The most important action we can take to relieve the capacity problem in the North is to increase the financial incentive to practise there.  We need to implement this at a provincial level to ensure that northern communities are not bidding against each other to attract health care professionals, something I heard about during my travels. We also need to encourage students from the North, aligned with their communities, to choose healthcare professions. We need to expand the number of positions available in Northern medical education facilities and support the students financially. Student loan forgiveness programs and increased compensation packages can encourage a steady flow of talent to these communities. We can offer incentives to health professionals, already serving in the north, to upgrade their skills.

Northern communities are struggling to deal with the epidemic of addictions and homelessness.  We can’t leave it up to municipalities to deal with these problems on their own. The fact that people are shuffled between communities says that these are province-wide problems, and the Province needs to step up and fund the necessary services.

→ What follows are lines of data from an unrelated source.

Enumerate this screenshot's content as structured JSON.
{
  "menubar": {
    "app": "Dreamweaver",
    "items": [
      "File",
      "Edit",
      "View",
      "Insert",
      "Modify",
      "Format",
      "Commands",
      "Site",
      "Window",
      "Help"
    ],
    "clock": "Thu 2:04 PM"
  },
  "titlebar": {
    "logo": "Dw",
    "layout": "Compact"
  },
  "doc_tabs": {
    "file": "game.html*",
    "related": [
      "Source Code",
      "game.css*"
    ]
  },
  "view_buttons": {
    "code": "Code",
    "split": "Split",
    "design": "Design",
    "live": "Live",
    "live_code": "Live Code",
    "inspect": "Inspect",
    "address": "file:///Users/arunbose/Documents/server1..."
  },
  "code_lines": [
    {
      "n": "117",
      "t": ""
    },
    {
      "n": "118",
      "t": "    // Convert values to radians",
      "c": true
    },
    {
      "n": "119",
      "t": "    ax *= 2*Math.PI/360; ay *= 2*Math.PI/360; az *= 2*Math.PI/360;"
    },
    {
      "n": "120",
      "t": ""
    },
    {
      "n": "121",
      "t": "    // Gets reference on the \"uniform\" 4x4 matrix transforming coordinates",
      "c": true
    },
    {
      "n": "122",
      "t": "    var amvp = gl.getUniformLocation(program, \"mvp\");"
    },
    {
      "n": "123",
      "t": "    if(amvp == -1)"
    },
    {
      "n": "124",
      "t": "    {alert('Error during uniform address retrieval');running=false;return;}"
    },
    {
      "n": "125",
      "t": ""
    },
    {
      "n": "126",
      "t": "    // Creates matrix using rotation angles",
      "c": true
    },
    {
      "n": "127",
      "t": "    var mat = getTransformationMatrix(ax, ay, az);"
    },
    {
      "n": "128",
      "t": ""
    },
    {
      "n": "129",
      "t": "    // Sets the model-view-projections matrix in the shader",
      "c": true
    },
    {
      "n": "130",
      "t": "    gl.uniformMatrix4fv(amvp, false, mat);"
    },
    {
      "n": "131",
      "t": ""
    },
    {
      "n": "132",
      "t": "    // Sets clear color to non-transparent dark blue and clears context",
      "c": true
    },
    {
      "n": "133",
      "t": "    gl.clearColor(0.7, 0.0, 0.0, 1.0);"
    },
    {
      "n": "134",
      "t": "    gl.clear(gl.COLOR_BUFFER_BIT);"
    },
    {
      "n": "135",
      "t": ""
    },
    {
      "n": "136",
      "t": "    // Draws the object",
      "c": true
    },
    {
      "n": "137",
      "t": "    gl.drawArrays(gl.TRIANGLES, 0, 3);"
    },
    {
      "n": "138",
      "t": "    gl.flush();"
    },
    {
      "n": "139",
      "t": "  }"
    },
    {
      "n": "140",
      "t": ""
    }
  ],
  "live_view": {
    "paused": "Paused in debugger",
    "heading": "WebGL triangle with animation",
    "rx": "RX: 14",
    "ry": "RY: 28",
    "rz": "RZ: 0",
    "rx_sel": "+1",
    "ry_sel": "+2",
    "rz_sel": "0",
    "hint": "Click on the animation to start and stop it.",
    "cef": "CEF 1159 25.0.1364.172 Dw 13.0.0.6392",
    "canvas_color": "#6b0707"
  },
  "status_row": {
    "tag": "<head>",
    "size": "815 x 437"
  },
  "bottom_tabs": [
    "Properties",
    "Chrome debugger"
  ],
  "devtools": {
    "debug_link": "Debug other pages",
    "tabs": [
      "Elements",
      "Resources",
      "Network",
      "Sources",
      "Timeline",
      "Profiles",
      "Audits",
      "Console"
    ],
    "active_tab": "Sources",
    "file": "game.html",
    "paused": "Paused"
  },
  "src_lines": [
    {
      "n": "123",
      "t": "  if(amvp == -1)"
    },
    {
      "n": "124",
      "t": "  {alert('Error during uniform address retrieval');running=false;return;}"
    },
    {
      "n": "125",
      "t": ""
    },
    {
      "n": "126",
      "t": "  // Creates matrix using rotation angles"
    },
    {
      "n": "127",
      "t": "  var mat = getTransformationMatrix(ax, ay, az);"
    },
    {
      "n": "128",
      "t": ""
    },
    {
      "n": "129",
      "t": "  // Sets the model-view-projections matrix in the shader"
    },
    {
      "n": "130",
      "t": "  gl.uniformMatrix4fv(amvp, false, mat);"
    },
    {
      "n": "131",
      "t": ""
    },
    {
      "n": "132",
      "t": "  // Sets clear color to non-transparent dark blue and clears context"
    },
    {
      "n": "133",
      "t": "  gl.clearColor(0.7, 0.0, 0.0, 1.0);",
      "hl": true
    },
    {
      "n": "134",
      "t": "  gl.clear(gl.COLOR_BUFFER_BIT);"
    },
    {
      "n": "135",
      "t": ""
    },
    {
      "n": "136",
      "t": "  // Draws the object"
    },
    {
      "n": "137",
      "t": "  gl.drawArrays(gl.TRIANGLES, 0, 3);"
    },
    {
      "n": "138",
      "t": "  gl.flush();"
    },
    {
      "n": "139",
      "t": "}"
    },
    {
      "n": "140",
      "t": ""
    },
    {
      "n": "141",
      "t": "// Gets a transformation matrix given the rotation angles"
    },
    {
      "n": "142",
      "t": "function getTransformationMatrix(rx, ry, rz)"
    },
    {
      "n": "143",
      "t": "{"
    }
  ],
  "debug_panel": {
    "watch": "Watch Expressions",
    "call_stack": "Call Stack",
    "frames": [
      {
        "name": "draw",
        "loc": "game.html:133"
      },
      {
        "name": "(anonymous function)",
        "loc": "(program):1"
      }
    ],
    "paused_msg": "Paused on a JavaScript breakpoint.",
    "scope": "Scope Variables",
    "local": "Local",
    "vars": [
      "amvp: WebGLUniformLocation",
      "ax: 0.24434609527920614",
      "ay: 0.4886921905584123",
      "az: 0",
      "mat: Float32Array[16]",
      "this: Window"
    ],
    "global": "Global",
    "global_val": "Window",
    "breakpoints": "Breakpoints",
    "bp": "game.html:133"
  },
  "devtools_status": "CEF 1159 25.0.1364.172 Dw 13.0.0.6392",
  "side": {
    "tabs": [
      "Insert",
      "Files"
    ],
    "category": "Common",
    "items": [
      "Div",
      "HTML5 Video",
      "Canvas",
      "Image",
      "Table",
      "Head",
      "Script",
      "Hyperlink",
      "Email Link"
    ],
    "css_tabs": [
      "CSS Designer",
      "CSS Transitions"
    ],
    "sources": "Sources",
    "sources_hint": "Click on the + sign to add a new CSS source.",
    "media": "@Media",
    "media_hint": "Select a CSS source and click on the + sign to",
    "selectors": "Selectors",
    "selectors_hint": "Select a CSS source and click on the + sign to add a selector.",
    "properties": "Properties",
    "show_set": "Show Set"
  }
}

As much as possible, we should help people struggling with addictions in their home communities where they are more likely to have support from family and friends.

In the short run, we need to make it easier for those in remote communities to access the healthcare system by immediately extending OHIP to cover telemedicine services, including a wider range of mental healthcare providers including psychologists, nurses, therapists, social workers and other essential mental healthcare providers.

An important overarching goal for Indigenous health care is to overcome intergenerational trauma. The provincial government must do its part, working together with other levels of government, to achieve this long term goal.

The lack of housing is just as much of a problem in the North as it is in the South. Builders are not active where the increased cost (materials, skilled labour, financing) has outpaced residents’ ability to afford rent or a mortgage. In particular, temporary residents, like students or people in cities seeking services, are having the most trouble finding affordable places to live.

Two things which can be done are: 1) Incentivize smaller, more affordable dwellings and 2) build seniors residences in the communities they live in, so they can downsize and leave behind increased housing supply for families. See more about my ideas for housing here.

From the forests that supply the lumber or pulp and paper industries, to mineral-rich lands that power manufacturing and technological opportunities, the North gives its residents a wellspring of opportunity and growth, which can also power Ontario’s economic resilience. But it is more than that. The region's breathtaking natural landscapes and diverse ecosystems remind us of our duty to safeguard our environment for generations to come. Distinctive Indigenous and settler communities remind us of a northern way of life that should be cherished.

Yet, with its expansive geography comes unique challenges - challenges that require innovative policies, strategic investments, and unwavering commitment. We must be resolute in fostering connectivity by improving the region’s infrastructure, understanding the effects of climate change and expanding healthcare access and housing affordability across Northern Ontario.